▸ **Record excerpts**:

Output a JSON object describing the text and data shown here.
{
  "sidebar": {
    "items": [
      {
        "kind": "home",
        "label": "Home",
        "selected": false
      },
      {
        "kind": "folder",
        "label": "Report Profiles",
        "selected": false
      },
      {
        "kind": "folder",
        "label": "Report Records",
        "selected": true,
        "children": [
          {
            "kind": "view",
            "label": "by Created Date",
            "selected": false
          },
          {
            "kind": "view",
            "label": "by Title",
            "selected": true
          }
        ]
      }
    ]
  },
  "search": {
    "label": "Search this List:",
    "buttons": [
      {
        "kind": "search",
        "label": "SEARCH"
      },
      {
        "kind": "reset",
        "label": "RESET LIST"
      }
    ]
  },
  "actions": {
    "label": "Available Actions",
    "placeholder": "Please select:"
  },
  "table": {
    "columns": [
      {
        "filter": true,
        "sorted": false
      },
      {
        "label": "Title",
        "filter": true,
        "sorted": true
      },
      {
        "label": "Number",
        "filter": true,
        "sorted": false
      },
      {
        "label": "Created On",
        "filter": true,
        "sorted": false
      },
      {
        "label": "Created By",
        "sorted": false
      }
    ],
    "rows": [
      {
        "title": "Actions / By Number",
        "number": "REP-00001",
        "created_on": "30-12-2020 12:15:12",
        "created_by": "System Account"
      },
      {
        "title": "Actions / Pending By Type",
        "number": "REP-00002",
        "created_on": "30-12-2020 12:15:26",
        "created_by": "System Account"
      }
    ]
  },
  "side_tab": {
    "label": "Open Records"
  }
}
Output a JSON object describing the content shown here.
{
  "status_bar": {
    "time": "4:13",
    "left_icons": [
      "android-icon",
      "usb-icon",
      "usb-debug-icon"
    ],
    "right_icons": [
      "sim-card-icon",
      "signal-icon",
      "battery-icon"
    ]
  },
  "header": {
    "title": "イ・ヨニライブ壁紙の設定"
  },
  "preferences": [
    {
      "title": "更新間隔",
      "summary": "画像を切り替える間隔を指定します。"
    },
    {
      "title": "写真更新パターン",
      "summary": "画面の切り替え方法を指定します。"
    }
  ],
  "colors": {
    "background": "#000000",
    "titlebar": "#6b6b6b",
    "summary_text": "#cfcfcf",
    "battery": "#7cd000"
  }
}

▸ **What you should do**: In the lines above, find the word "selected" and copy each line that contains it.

▸ **Answer to this exercise**:
        "selected": false
        "selected": false
        "selected": true,
            "selected": false
            "selected": true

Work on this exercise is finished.